Across the country, however, the life sciences market continues to prove its value. The industry generally didn’t follow the same remote work trends as other industries, which increased demand for lab space. More research efforts also saw companies expand while other office employers contracted.

Venture capital funding surpassed $30 billion for the year in the third quarter, keeping it on track to surpass last year’s record of $33.1 billion invested in the sector.

According to CBRE, investments in life sciences lab and R&D properties have soared while the average cap rates have fallen below 6 percent, indicating strong pricing. Demand is still outpacing supply for lab space, however, meaning tenants will likely have a harder time as asking rents continue to rise.

Among recent deals in the space, Genentech leased a 229,000-square-foot project in South San Francisco.
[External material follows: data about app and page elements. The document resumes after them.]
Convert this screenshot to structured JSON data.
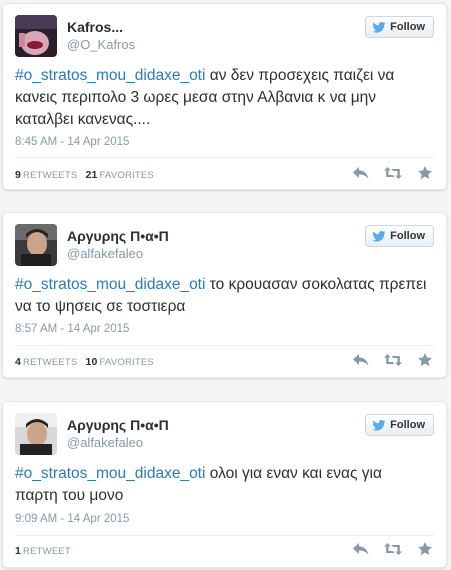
{
  "tweets": [
    {
      "name": "Kafros...",
      "handle": "@O_Kafros",
      "follow_label": "Follow",
      "hashtag": "#o_stratos_mou_didaxe_oti",
      "text": " αν δεν προσεχεις παιζει να κανεις περιπολο 3 ωρες μεσα στην Αλβανια κ να μην καταλβει κανενας....",
      "time": "8:45 AM - 14 Apr 2015",
      "retweets_count": "9",
      "retweets_label": "RETWEETS",
      "favorites_count": "21",
      "favorites_label": "FAVORITES"
    },
    {
      "name": "Αργυρης Π•α•Π",
      "handle": "@alfakefaleo",
      "follow_label": "Follow",
      "hashtag": "#o_stratos_mou_didaxe_oti",
      "text": " το κρουασαν σοκολατας πρεπει να το ψησεις σε τοστιερα",
      "time": "8:57 AM - 14 Apr 2015",
      "retweets_count": "4",
      "retweets_label": "RETWEETS",
      "favorites_count": "10",
      "favorites_label": "FAVORITES"
    },
    {
      "name": "Αργυρης Π•α•Π",
      "handle": "@alfakefaleo",
      "follow_label": "Follow",
      "hashtag": "#o_stratos_mou_didaxe_oti",
      "text": " ολοι για εναν και ενας για παρτη του μονο",
      "time": "9:09 AM - 14 Apr 2015",
      "retweets_count": "1",
      "retweets_label": "RETWEET"
    }
  ],
  "icons": {
    "follow": "twitter-bird-icon",
    "reply": "reply-icon",
    "retweet": "retweet-icon",
    "favorite": "star-icon"
  },
  "colors": {
    "hashtag": "#2b7bb9",
    "muted": "#8899a6",
    "text": "#292f33",
    "bird": "#55acee"
  }
}
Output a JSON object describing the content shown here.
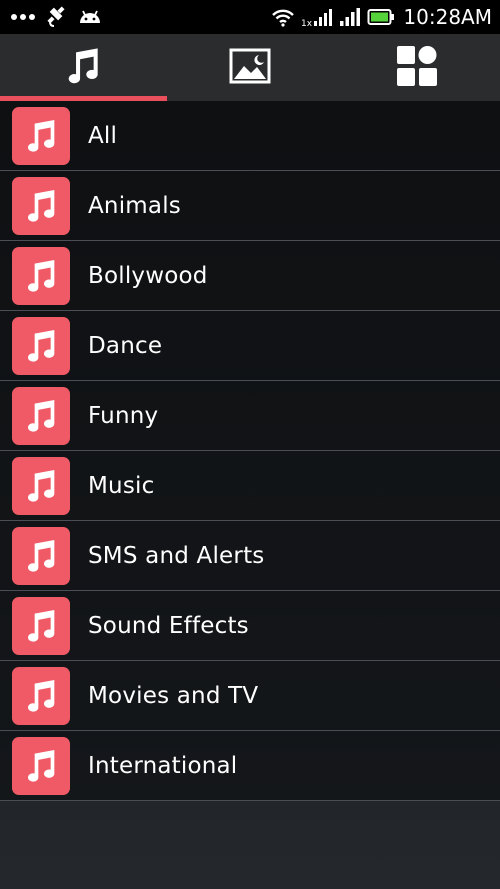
{
  "status_bar": {
    "time": "10:28AM",
    "network_badge": "1x",
    "icons": [
      "overflow-dots-icon",
      "satellite-icon",
      "android-icon",
      "wifi-icon",
      "data-signal-icon",
      "cell-signal-icon",
      "battery-icon"
    ]
  },
  "tabs": [
    {
      "icon": "music-note-icon",
      "active": true
    },
    {
      "icon": "image-icon",
      "active": false
    },
    {
      "icon": "apps-grid-icon",
      "active": false
    }
  ],
  "categories": [
    {
      "label": "All"
    },
    {
      "label": "Animals"
    },
    {
      "label": "Bollywood"
    },
    {
      "label": "Dance"
    },
    {
      "label": "Funny"
    },
    {
      "label": "Music"
    },
    {
      "label": "SMS and Alerts"
    },
    {
      "label": "Sound Effects"
    },
    {
      "label": "Movies and TV"
    },
    {
      "label": "International"
    }
  ],
  "colors": {
    "accent": "#ea4f5c",
    "icon_tile": "#ef5a66",
    "status_bar": "#000000",
    "tab_bar": "#2a2c2e",
    "battery": "#56d23a"
  }
}
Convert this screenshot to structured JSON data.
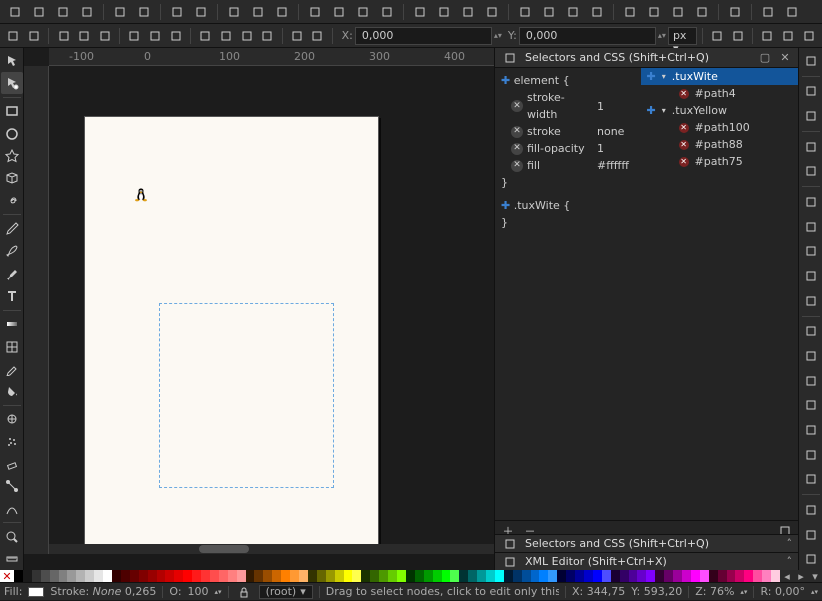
{
  "toolbar1": {
    "groups": [
      [
        "new-document-icon",
        "open-icon",
        "save-icon",
        "print-icon"
      ],
      [
        "import-icon",
        "export-icon"
      ],
      [
        "undo-icon",
        "redo-icon"
      ],
      [
        "copy-icon",
        "cut-icon",
        "paste-icon"
      ],
      [
        "zoom-in-icon",
        "zoom-out-icon",
        "zoom-page-icon",
        "zoom-selection-icon"
      ],
      [
        "duplicate-icon",
        "clone-icon",
        "unlink-icon",
        "group-icon"
      ],
      [
        "snap-node-icon",
        "snap-path-icon",
        "snap-bound-icon",
        "snap-page-icon"
      ],
      [
        "text-tool-icon",
        "text-flow-icon",
        "text-kern-icon",
        "text-path-icon"
      ],
      [
        "align-dialog-icon"
      ],
      [
        "doc-properties-icon",
        "preferences-icon"
      ]
    ]
  },
  "toolbar2": {
    "node_ops": [
      "add-node-icon",
      "delete-node-icon",
      "break-node-icon",
      "join-node-icon",
      "corner-node-icon",
      "smooth-node-icon",
      "symmetric-node-icon",
      "auto-node-icon",
      "line-segment-icon",
      "curve-segment-icon",
      "object-to-path-icon",
      "flatten-icon",
      "x-scale-icon",
      "y-scale-icon"
    ],
    "x_label": "X:",
    "x_value": "0,000",
    "y_label": "Y:",
    "y_value": "0,000",
    "unit": "px",
    "end": [
      "next-path-icon",
      "prev-path-icon",
      "show-handles-icon",
      "show-outline-icon",
      "snap-nodes-icon"
    ]
  },
  "ruler_ticks": [
    "-100",
    "0",
    "100",
    "200",
    "300",
    "400"
  ],
  "tools_left": [
    {
      "n": "selector-tool-icon",
      "svg": "arrow"
    },
    {
      "n": "node-tool-icon",
      "svg": "node",
      "active": true
    },
    {
      "sep": true
    },
    {
      "n": "rectangle-tool-icon",
      "svg": "rect"
    },
    {
      "n": "ellipse-tool-icon",
      "svg": "circle"
    },
    {
      "n": "star-tool-icon",
      "svg": "star"
    },
    {
      "n": "box3d-tool-icon",
      "svg": "cube"
    },
    {
      "n": "spiral-tool-icon",
      "svg": "spiral"
    },
    {
      "sep": true
    },
    {
      "n": "pencil-tool-icon",
      "svg": "pencil"
    },
    {
      "n": "bezier-tool-icon",
      "svg": "pen"
    },
    {
      "n": "calligraphy-tool-icon",
      "svg": "brush"
    },
    {
      "n": "text-tool-icon",
      "svg": "text"
    },
    {
      "sep": true
    },
    {
      "n": "gradient-tool-icon",
      "svg": "grad"
    },
    {
      "n": "mesh-tool-icon",
      "svg": "mesh"
    },
    {
      "n": "dropper-tool-icon",
      "svg": "dropper"
    },
    {
      "n": "bucket-tool-icon",
      "svg": "bucket"
    },
    {
      "sep": true
    },
    {
      "n": "tweak-tool-icon",
      "svg": "tweak"
    },
    {
      "n": "spray-tool-icon",
      "svg": "spray"
    },
    {
      "n": "eraser-tool-icon",
      "svg": "eraser"
    },
    {
      "n": "connector-tool-icon",
      "svg": "connector"
    },
    {
      "n": "lpe-tool-icon",
      "svg": "lpe"
    },
    {
      "sep": true
    },
    {
      "n": "zoom-tool-icon",
      "svg": "zoom"
    },
    {
      "n": "measure-tool-icon",
      "svg": "measure"
    }
  ],
  "tools_right": [
    "rotate-cw-icon",
    "",
    "view-normal-icon",
    "view-outline-icon",
    "",
    "grid-icon",
    "guides-icon",
    "",
    "snap-enable-icon",
    "snap-bbox-icon",
    "snap-edge-icon",
    "snap-corner-icon",
    "snap-center-icon",
    "",
    "snap-node-edit-icon",
    "snap-cusp-icon",
    "snap-smooth-icon",
    "snap-intersection-icon",
    "snap-midpoint-icon",
    "snap-object-center-icon",
    "snap-text-baseline-icon",
    "",
    "snap-page-border-icon",
    "snap-grid-line-icon",
    "snap-guide-icon"
  ],
  "panel": {
    "title": "Selectors and CSS (Shift+Ctrl+Q)",
    "rules": {
      "open0": "element {",
      "props": [
        {
          "prop": "stroke-width",
          "val": "1"
        },
        {
          "prop": "stroke",
          "val": "none"
        },
        {
          "prop": "fill-opacity",
          "val": "1"
        },
        {
          "prop": "fill",
          "val": "#ffffff"
        }
      ],
      "close0": "}",
      "open1": ".tuxWite {",
      "close1": "}"
    },
    "selectors": [
      {
        "kind": "class",
        "label": ".tuxWite",
        "active": true
      },
      {
        "kind": "id",
        "label": "#path4"
      },
      {
        "kind": "class",
        "label": ".tuxYellow"
      },
      {
        "kind": "id",
        "label": "#path100"
      },
      {
        "kind": "id",
        "label": "#path88"
      },
      {
        "kind": "id",
        "label": "#path75"
      }
    ]
  },
  "collapsed": [
    {
      "title": "Selectors and CSS (Shift+Ctrl+Q)"
    },
    {
      "title": "XML Editor (Shift+Ctrl+X)"
    }
  ],
  "palette": [
    "#000000",
    "#1a1a1a",
    "#333333",
    "#4d4d4d",
    "#666666",
    "#808080",
    "#999999",
    "#b3b3b3",
    "#cccccc",
    "#e6e6e6",
    "#ffffff",
    "#330000",
    "#4d0000",
    "#660000",
    "#800000",
    "#990000",
    "#b30000",
    "#cc0000",
    "#e60000",
    "#ff0000",
    "#ff1a1a",
    "#ff3333",
    "#ff4d4d",
    "#ff6666",
    "#ff8080",
    "#ff9999",
    "#331a00",
    "#663300",
    "#994d00",
    "#cc6600",
    "#ff8000",
    "#ff9933",
    "#ffb366",
    "#333300",
    "#666600",
    "#999900",
    "#cccc00",
    "#ffff00",
    "#ffff4d",
    "#1a3300",
    "#336600",
    "#4d9900",
    "#66cc00",
    "#80ff00",
    "#003300",
    "#006600",
    "#009900",
    "#00cc00",
    "#00ff00",
    "#4dff4d",
    "#003333",
    "#006666",
    "#009999",
    "#00cccc",
    "#00ffff",
    "#001a33",
    "#003366",
    "#004d99",
    "#0066cc",
    "#0080ff",
    "#3399ff",
    "#000033",
    "#000066",
    "#000099",
    "#0000cc",
    "#0000ff",
    "#4d4dff",
    "#1a0033",
    "#330066",
    "#4d0099",
    "#6600cc",
    "#8000ff",
    "#330033",
    "#660066",
    "#990099",
    "#cc00cc",
    "#ff00ff",
    "#ff4dff",
    "#33001a",
    "#660033",
    "#99004d",
    "#cc0066",
    "#ff0080",
    "#ff4da0",
    "#ff80bf",
    "#ffcce0"
  ],
  "status": {
    "fill_label": "Fill:",
    "stroke_label": "Stroke:",
    "stroke_value": "None",
    "stroke_w": "0,265",
    "opacity_label": "O:",
    "opacity": "100",
    "layer": "(root)",
    "hint": "Drag to select nodes, click to edit only this object",
    "x_label": "X:",
    "x": "344,75",
    "y_label": "Y:",
    "y": "593,20",
    "z_label": "Z:",
    "z": "76%",
    "r_label": "R:",
    "r": "0,00°"
  }
}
The firm agreed to rent the whole project, which is a joint venture between Boston Properties and Alexandria Real Estate Equities. It is scheduled for initial occupancy in early 2024.